Then, in May 1997, The Parish Council put a notice in the Occold Village News asking for anyone who would be interested in working with Parish Paths Partnership or as it is normally known P3. The Partnership is between Suffolk County Council (as highway authority), local councils and voluntary groups and its aim is to give local people the resources and skills to enable them to improve their local rights of way to walk them and keep them open.
So in April 1998, Occold joined the P3, myself as the Footpath Warden and Tiny doing all the hard work, like dragging cutting equipment (one large lawn mower) out of a deep ditch where it had careered when trying to cut a narrow field edge. Our map reading was not too brilliant to begin with - not that one can see a lot in the middle of a full grown rape field. But with the co-operation of the landowners and help from villagers the idea of a circular walk took shape
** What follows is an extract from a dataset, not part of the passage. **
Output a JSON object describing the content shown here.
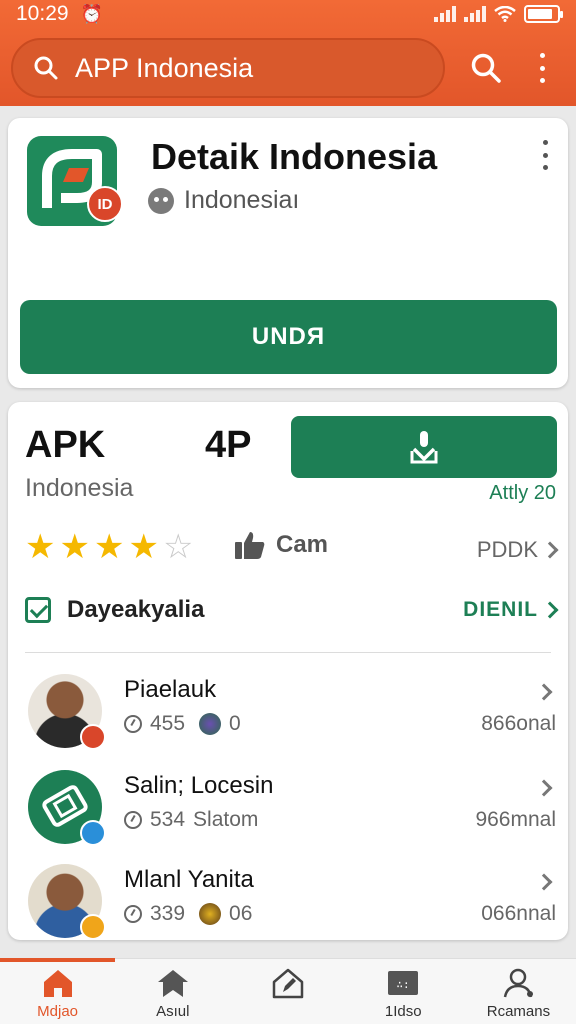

On 14th of June 1998 eight intrepid locals set off on what was to be our village circular walk. It involved crossing cropped fields and climbing in and out of ditches, but there was an up side, a meadow full of wild flowers, also a different way of looking at our surroundings, areas people had not been before, that they had never even thought of going to.
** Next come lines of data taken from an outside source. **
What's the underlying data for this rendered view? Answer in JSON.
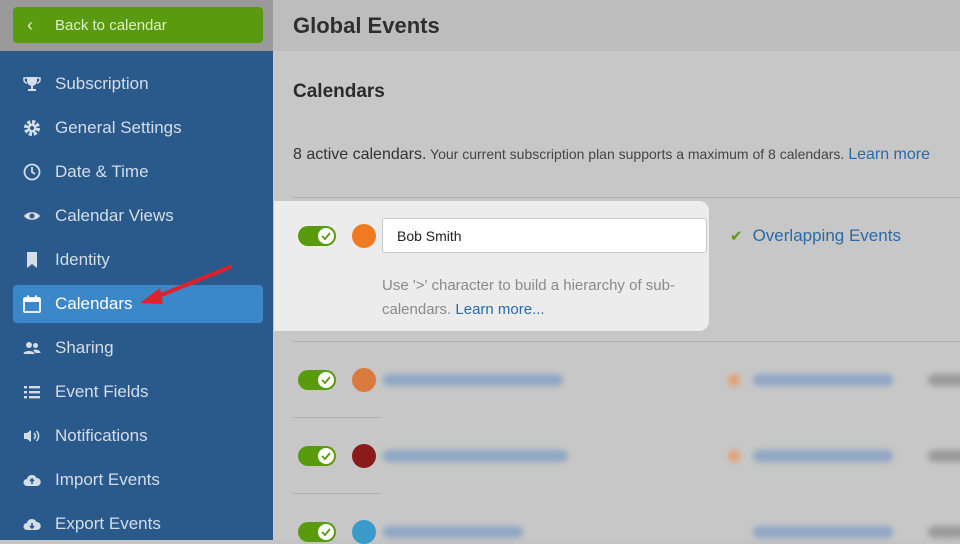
{
  "sidebar": {
    "back_label": "Back to calendar",
    "items": [
      {
        "label": "Subscription",
        "icon": "trophy-icon"
      },
      {
        "label": "General Settings",
        "icon": "gear-icon"
      },
      {
        "label": "Date & Time",
        "icon": "clock-icon"
      },
      {
        "label": "Calendar Views",
        "icon": "eye-icon"
      },
      {
        "label": "Identity",
        "icon": "bookmark-icon"
      },
      {
        "label": "Calendars",
        "icon": "calendar-icon",
        "active": true
      },
      {
        "label": "Sharing",
        "icon": "users-icon"
      },
      {
        "label": "Event Fields",
        "icon": "list-icon"
      },
      {
        "label": "Notifications",
        "icon": "speaker-icon"
      },
      {
        "label": "Import Events",
        "icon": "cloud-upload-icon"
      },
      {
        "label": "Export Events",
        "icon": "cloud-download-icon"
      }
    ]
  },
  "header": {
    "title": "Global Events"
  },
  "main": {
    "section_title": "Calendars",
    "active_count": "8 active calendars.",
    "plan_text": "Your current subscription plan supports a maximum of 8 calendars.",
    "learn_more": "Learn more"
  },
  "editor": {
    "name_value": "Bob Smith",
    "hint_text": "Use '>' character to build a hierarchy of sub-calendars.",
    "hint_link": "Learn more...",
    "overlap_label": "Overlapping Events",
    "color": "#f07a20"
  },
  "colors": {
    "accent_green": "#5a9a0e",
    "sidebar_blue": "#2a5a8c",
    "active_blue": "#3a87c9",
    "link_blue": "#2a6aa7",
    "arrow_red": "#e0202a",
    "row_colors": [
      "#d97a3e",
      "#8b1a1a",
      "#3a9ac9"
    ]
  }
}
In August of that year we began the walk leaflet, September we saw the beginning of bridges going in, five in all and that was just so we could complete the circular walk.
There were also other paths within the Parish boundary to open up to enable people to vary their walks. All these paths also needed way marker posts; we wouldn't want ramblers getting lost in the outer regions of Occold
On December 13th nine walkers set off on the circular route but only five completed it the remainder were defeated by the mud, most of the fields had been ploughed, a necessity for a farmer a disaster for a walker, they tend to end the walk taller than when they began and would definitely not be allowed in the local pub without taking off their boots
In 1999 the work continued and villagers came on guided walks no matter what the weather. In April we paddled rather than walked, but it all seemed worth it when on the 4th Sept the circular route was finely opened by local councillor Julie Craven, well wishers enjoyed tea and biscuits in the village hall and 16 walkers set off on a bright sunny day to complete the 7.5km.
When I offered to be the voluntary footpath warden, in my mind I hoped to create a circular walk that would be opened by the year 2000 plus a leaflet detailing the walk, this the parish has achieved, little did I think we would receive a rights of way award from the ramblers association
None of this could have been achieved without the help and support of our fellow villagers, who walked with us in all weathers. The help that I had with the leaflet ensured that the Parish Paths were well advertised, and without the landowners, the Parish Council and the Highways Department who provided the grants and installed the bridges, we would not have got so much done in 2 years.
We have continued to build up the network of paths over the years and recently through discussion with HLS, Red House Lane has been opened up but there is further work needed to join the route up to the B1077, at the bottom of Castle Hill, near the pumping station. The more we open the more work there is in maintaining them, as most need cutting twice a year at least and over hanging branches and briers need to be dealt with.
As Tiny and I have other demands on our time we wish to hand over the reigns to another, so Tiny is putting down his spade, hanging up the secateurs and turning off the mower and we are handing over the responsibility to John Hewitson who is keen to see the footpath network progress. We have always felt supported and a helping hand or two has been there when needed to dig out tree stumps, clear briers or help with cutting the paths.
There is still a lot to do the same problems pop up every season, some do not seem to get solved, others move forward and that is rewarding, I am sure there are people out there who are interested in helping maintain the footpath network and improving the paths so let John know who you are.